Commenting on the developments, Richard Quallington, Executive Director of Action with Communities in Rural England (ACRE) said:
“As a national charity representing rural communities across England, we are concerned that those living and working in the countryside are particularly vulnerable to the increasing cost of petrol and diesel. Many people in rural areas rely on the use of private transport to get to work and access essential services, often involving journeys to nearby towns and cities. Given the fact that public transport cannot be relied upon in most parts, those on lower incomes will be increasingly facing difficult choices as to whether they put fuel in their tank, heat their homes or put food on the table.
Patchy broadband and 4G is also compounding the issue for rural residents. Without reliable access to the internet, rural residents are unable to access online services that are often taken for granted. One example of this is banking services. With many banks closing local branches, customers are expected to access their accounts via smartphone apps.
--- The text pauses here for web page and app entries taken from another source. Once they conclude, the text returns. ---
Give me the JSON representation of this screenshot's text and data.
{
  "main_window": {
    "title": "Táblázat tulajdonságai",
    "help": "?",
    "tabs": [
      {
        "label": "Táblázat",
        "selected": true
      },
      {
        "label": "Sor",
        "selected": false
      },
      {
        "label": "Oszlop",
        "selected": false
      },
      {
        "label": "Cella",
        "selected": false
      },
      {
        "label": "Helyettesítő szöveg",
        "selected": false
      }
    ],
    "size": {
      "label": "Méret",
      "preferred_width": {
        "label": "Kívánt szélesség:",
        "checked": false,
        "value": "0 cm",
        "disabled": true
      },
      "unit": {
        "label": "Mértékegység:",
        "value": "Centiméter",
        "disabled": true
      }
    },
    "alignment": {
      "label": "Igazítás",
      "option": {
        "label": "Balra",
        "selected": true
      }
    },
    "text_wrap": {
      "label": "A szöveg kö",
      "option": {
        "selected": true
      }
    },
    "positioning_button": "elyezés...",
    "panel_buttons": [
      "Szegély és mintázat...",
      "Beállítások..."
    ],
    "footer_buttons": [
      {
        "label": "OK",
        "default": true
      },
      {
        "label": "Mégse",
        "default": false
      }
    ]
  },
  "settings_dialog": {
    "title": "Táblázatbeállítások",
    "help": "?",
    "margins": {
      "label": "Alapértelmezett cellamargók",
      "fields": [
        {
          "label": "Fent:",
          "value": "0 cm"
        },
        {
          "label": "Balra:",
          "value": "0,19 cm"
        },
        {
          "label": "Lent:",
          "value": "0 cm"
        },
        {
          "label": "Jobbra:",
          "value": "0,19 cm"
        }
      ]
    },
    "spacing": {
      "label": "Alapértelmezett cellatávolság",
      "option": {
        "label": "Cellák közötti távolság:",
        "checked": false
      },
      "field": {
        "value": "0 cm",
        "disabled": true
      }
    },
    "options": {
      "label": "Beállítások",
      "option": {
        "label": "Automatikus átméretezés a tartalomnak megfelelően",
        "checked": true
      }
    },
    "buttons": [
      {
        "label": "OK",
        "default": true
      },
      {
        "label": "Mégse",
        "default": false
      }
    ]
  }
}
We understand some people are now making very long journeys to get to remaining bank branches because they cannot get past the two-step authentication – again at significant and increasing cost”
Notes to editors
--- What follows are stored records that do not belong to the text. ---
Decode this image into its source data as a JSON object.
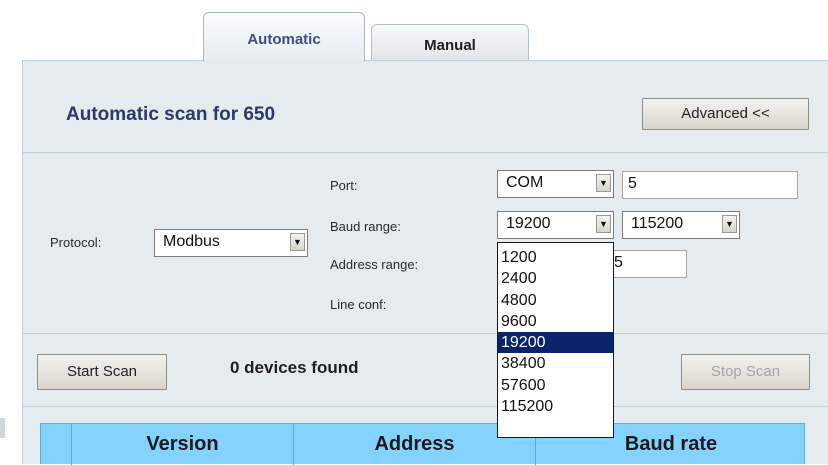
{
  "tabs": [
    {
      "label": "Automatic",
      "active": true
    },
    {
      "label": "Manual",
      "active": false
    }
  ],
  "panel": {
    "title": "Automatic scan for 650",
    "advanced_button": "Advanced <<"
  },
  "form": {
    "protocol_label": "Protocol:",
    "protocol_value": "Modbus",
    "port_label": "Port:",
    "port_type": "COM",
    "port_number": "5",
    "baud_label": "Baud range:",
    "baud_from": "19200",
    "baud_to": "115200",
    "address_label": "Address range:",
    "address_partial": "5",
    "line_label": "Line conf:"
  },
  "baud_dropdown": {
    "options": [
      "1200",
      "2400",
      "4800",
      "9600",
      "19200",
      "38400",
      "57600",
      "115200"
    ],
    "selected": "19200"
  },
  "scan": {
    "start_button": "Start Scan",
    "stop_button": "Stop Scan",
    "devices_found": "0 devices found"
  },
  "table": {
    "columns": [
      "Version",
      "Address",
      "Baud rate"
    ]
  },
  "colors": {
    "panel_bg": "#e4ecf0",
    "title": "#2b3a66",
    "table_header": "#84d2ff",
    "selected_option": "#0b236b"
  }
}
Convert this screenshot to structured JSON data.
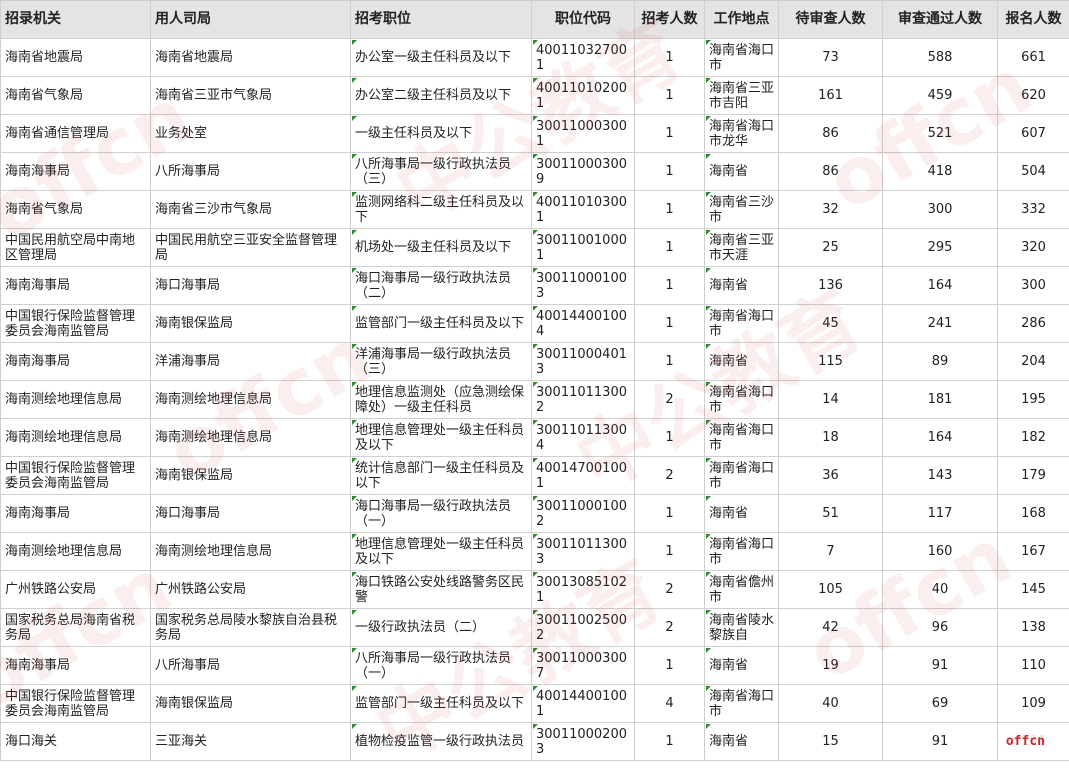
{
  "table": {
    "headers": [
      "招录机关",
      "用人司局",
      "招考职位",
      "职位代码",
      "招考人数",
      "工作地点",
      "待审查人数",
      "审查通过人数",
      "报名人数"
    ],
    "rows": [
      [
        "海南省地震局",
        "海南省地震局",
        "办公室一级主任科员及以下",
        "400110327001",
        "1",
        "海南省海口市",
        "73",
        "588",
        "661"
      ],
      [
        "海南省气象局",
        "海南省三亚市气象局",
        "办公室二级主任科员及以下",
        "400110102001",
        "1",
        "海南省三亚市吉阳",
        "161",
        "459",
        "620"
      ],
      [
        "海南省通信管理局",
        "业务处室",
        "一级主任科员及以下",
        "300110003001",
        "1",
        "海南省海口市龙华",
        "86",
        "521",
        "607"
      ],
      [
        "海南海事局",
        "八所海事局",
        "八所海事局一级行政执法员（三）",
        "300110003009",
        "1",
        "海南省",
        "86",
        "418",
        "504"
      ],
      [
        "海南省气象局",
        "海南省三沙市气象局",
        "监测网络科二级主任科员及以下",
        "400110103001",
        "1",
        "海南省三沙市",
        "32",
        "300",
        "332"
      ],
      [
        "中国民用航空局中南地区管理局",
        "中国民用航空三亚安全监督管理局",
        "机场处一级主任科员及以下",
        "300110010001",
        "1",
        "海南省三亚市天涯",
        "25",
        "295",
        "320"
      ],
      [
        "海南海事局",
        "海口海事局",
        "海口海事局一级行政执法员（二）",
        "300110001003",
        "1",
        "海南省",
        "136",
        "164",
        "300"
      ],
      [
        "中国银行保险监督管理委员会海南监管局",
        "海南银保监局",
        "监管部门一级主任科员及以下",
        "400144001004",
        "1",
        "海南省海口市",
        "45",
        "241",
        "286"
      ],
      [
        "海南海事局",
        "洋浦海事局",
        "洋浦海事局一级行政执法员（三）",
        "300110004013",
        "1",
        "海南省",
        "115",
        "89",
        "204"
      ],
      [
        "海南测绘地理信息局",
        "海南测绘地理信息局",
        "地理信息监测处（应急测绘保障处）一级主任科员",
        "300110113002",
        "2",
        "海南省海口市",
        "14",
        "181",
        "195"
      ],
      [
        "海南测绘地理信息局",
        "海南测绘地理信息局",
        "地理信息管理处一级主任科员及以下",
        "300110113004",
        "1",
        "海南省海口市",
        "18",
        "164",
        "182"
      ],
      [
        "中国银行保险监督管理委员会海南监管局",
        "海南银保监局",
        "统计信息部门一级主任科员及以下",
        "400147001001",
        "2",
        "海南省海口市",
        "36",
        "143",
        "179"
      ],
      [
        "海南海事局",
        "海口海事局",
        "海口海事局一级行政执法员（一）",
        "300110001002",
        "1",
        "海南省",
        "51",
        "117",
        "168"
      ],
      [
        "海南测绘地理信息局",
        "海南测绘地理信息局",
        "地理信息管理处一级主任科员及以下",
        "300110113003",
        "1",
        "海南省海口市",
        "7",
        "160",
        "167"
      ],
      [
        "广州铁路公安局",
        "广州铁路公安局",
        "海口铁路公安处线路警务区民警",
        "300130851021",
        "2",
        "海南省儋州市",
        "105",
        "40",
        "145"
      ],
      [
        "国家税务总局海南省税务局",
        "国家税务总局陵水黎族自治县税务局",
        "一级行政执法员（二）",
        "300110025002",
        "2",
        "海南省陵水黎族自",
        "42",
        "96",
        "138"
      ],
      [
        "海南海事局",
        "八所海事局",
        "八所海事局一级行政执法员（一）",
        "300110003007",
        "1",
        "海南省",
        "19",
        "91",
        "110"
      ],
      [
        "中国银行保险监督管理委员会海南监管局",
        "海南银保监局",
        "监管部门一级主任科员及以下",
        "400144001001",
        "4",
        "海南省海口市",
        "40",
        "69",
        "109"
      ],
      [
        "海口海关",
        "三亚海关",
        "植物检疫监管一级行政执法员",
        "300110002003",
        "1",
        "海南省",
        "15",
        "91",
        "106"
      ]
    ]
  },
  "watermark": {
    "brand_text": "offcn",
    "brand_cn": "中公教育",
    "corner_logo": "offcn",
    "color": "#d64646",
    "code_marker_color": "#2e8b3a"
  }
}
Media enquiries: Phillip Vincent email@example.com, 01285 425645
ACRE (Action with Communities in Rural England) is a national charity speaking up for and supporting rural communities. It is the national body of the ACRE Network, England’s largest rural grouping of county-based local development charities which together reach over 35,000 community groups annually, and lever in over £34 million each year in support of rural communities.